Exercise details | Within the entries below, how many lines carry the word "JSON"? State the number and stop.

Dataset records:
"""

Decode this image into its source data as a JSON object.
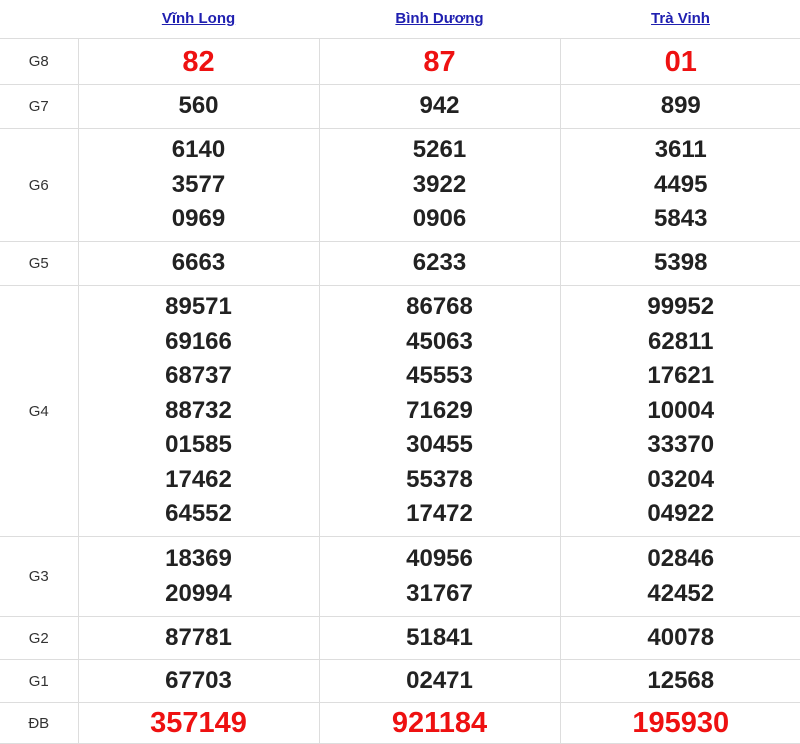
{
  "header": {
    "provinces": [
      "Vĩnh Long",
      "Bình Dương",
      "Trà Vinh"
    ]
  },
  "colors": {
    "link": "#1f1fb0",
    "special_numbers": "#ee1111",
    "numbers": "#222222",
    "grid": "#dddddd"
  },
  "rows": [
    {
      "label": "G8",
      "values": [
        [
          "82"
        ],
        [
          "87"
        ],
        [
          "01"
        ]
      ]
    },
    {
      "label": "G7",
      "values": [
        [
          "560"
        ],
        [
          "942"
        ],
        [
          "899"
        ]
      ]
    },
    {
      "label": "G6",
      "values": [
        [
          "6140",
          "3577",
          "0969"
        ],
        [
          "5261",
          "3922",
          "0906"
        ],
        [
          "3611",
          "4495",
          "5843"
        ]
      ]
    },
    {
      "label": "G5",
      "values": [
        [
          "6663"
        ],
        [
          "6233"
        ],
        [
          "5398"
        ]
      ]
    },
    {
      "label": "G4",
      "values": [
        [
          "89571",
          "69166",
          "68737",
          "88732",
          "01585",
          "17462",
          "64552"
        ],
        [
          "86768",
          "45063",
          "45553",
          "71629",
          "30455",
          "55378",
          "17472"
        ],
        [
          "99952",
          "62811",
          "17621",
          "10004",
          "33370",
          "03204",
          "04922"
        ]
      ]
    },
    {
      "label": "G3",
      "values": [
        [
          "18369",
          "20994"
        ],
        [
          "40956",
          "31767"
        ],
        [
          "02846",
          "42452"
        ]
      ]
    },
    {
      "label": "G2",
      "values": [
        [
          "87781"
        ],
        [
          "51841"
        ],
        [
          "40078"
        ]
      ]
    },
    {
      "label": "G1",
      "values": [
        [
          "67703"
        ],
        [
          "02471"
        ],
        [
          "12568"
        ]
      ]
    },
    {
      "label": "ĐB",
      "values": [
        [
          "357149"
        ],
        [
          "921184"
        ],
        [
          "195930"
        ]
      ]
    }
  ]
}
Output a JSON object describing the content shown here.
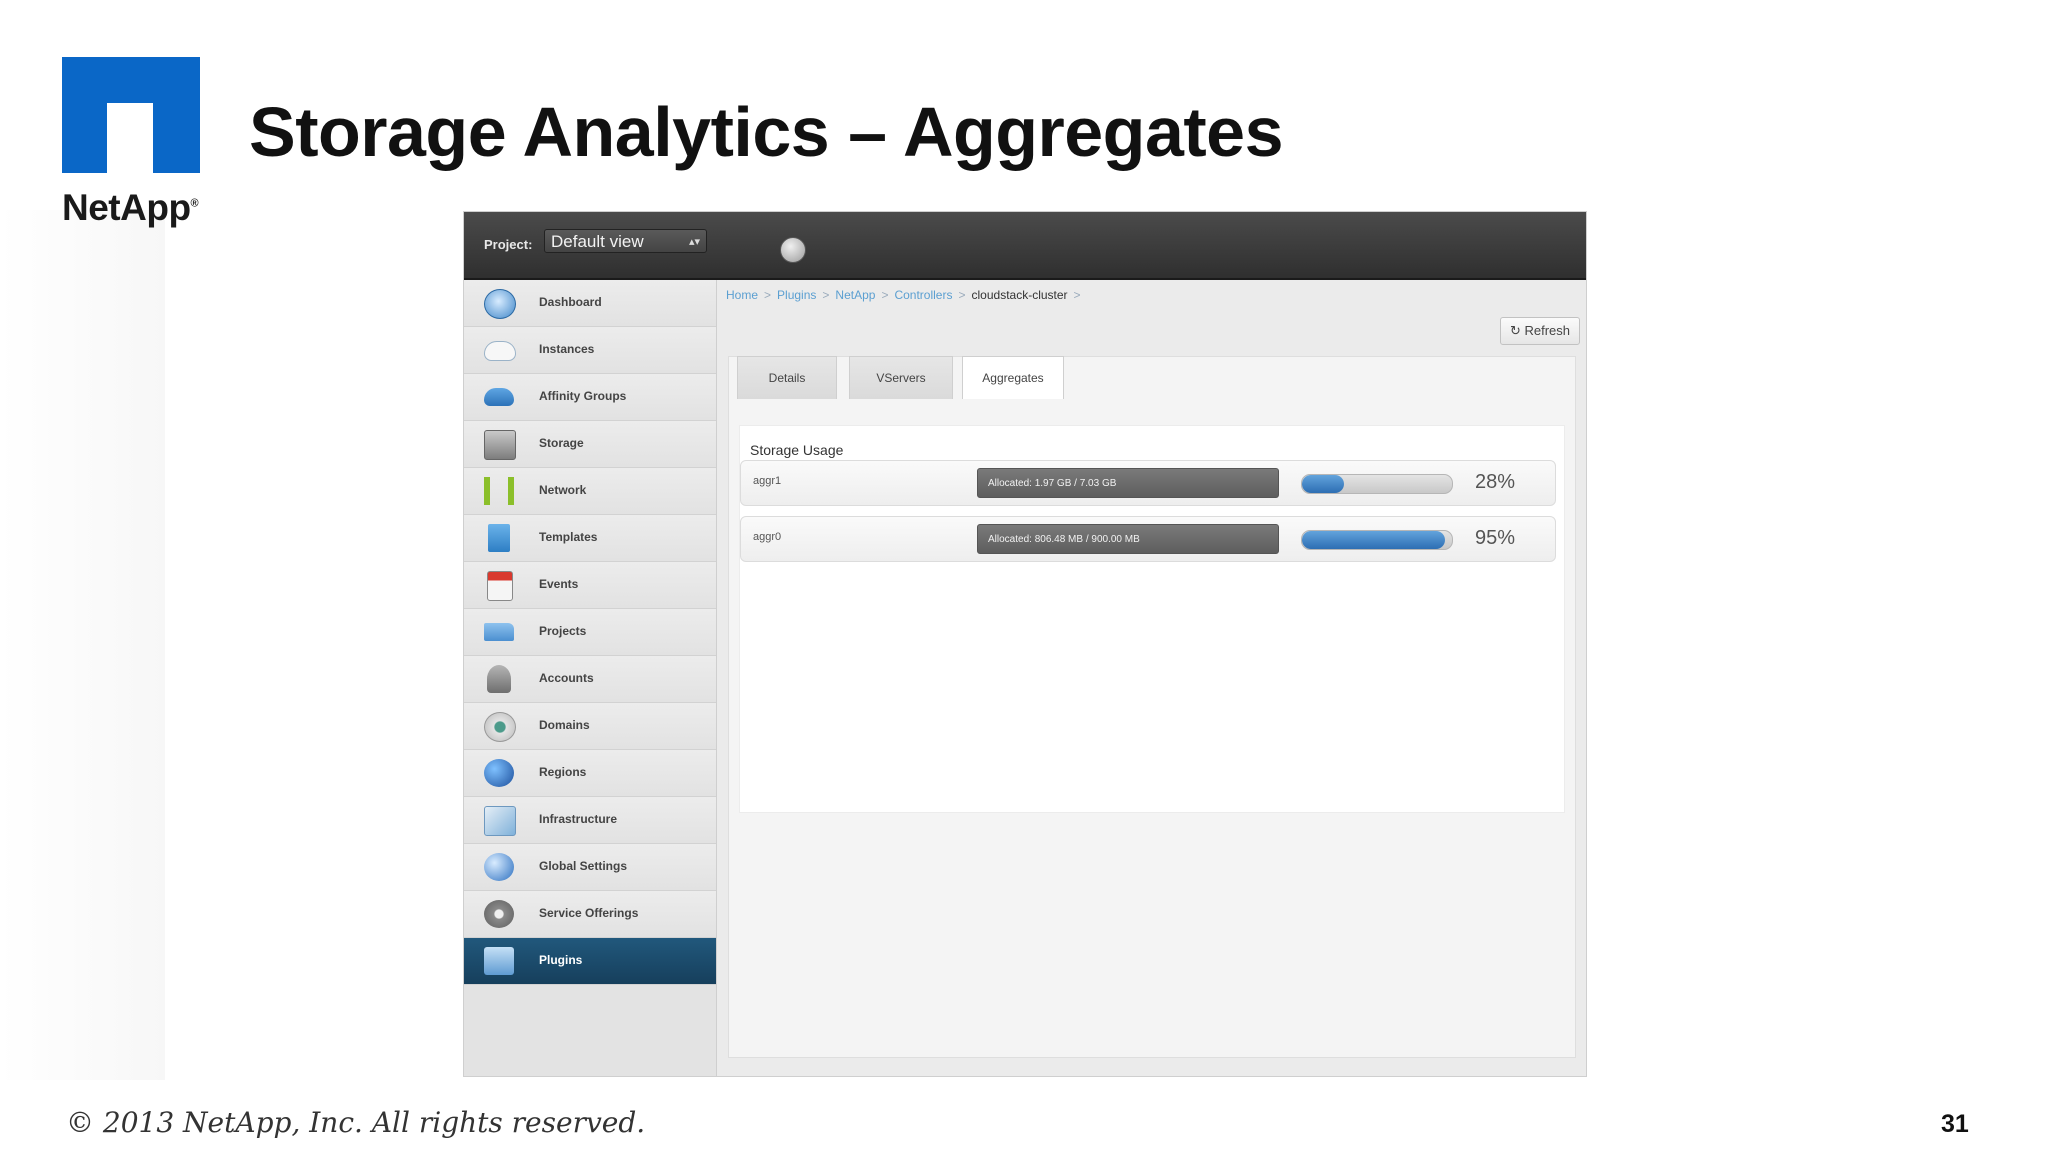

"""

Result of this task | 2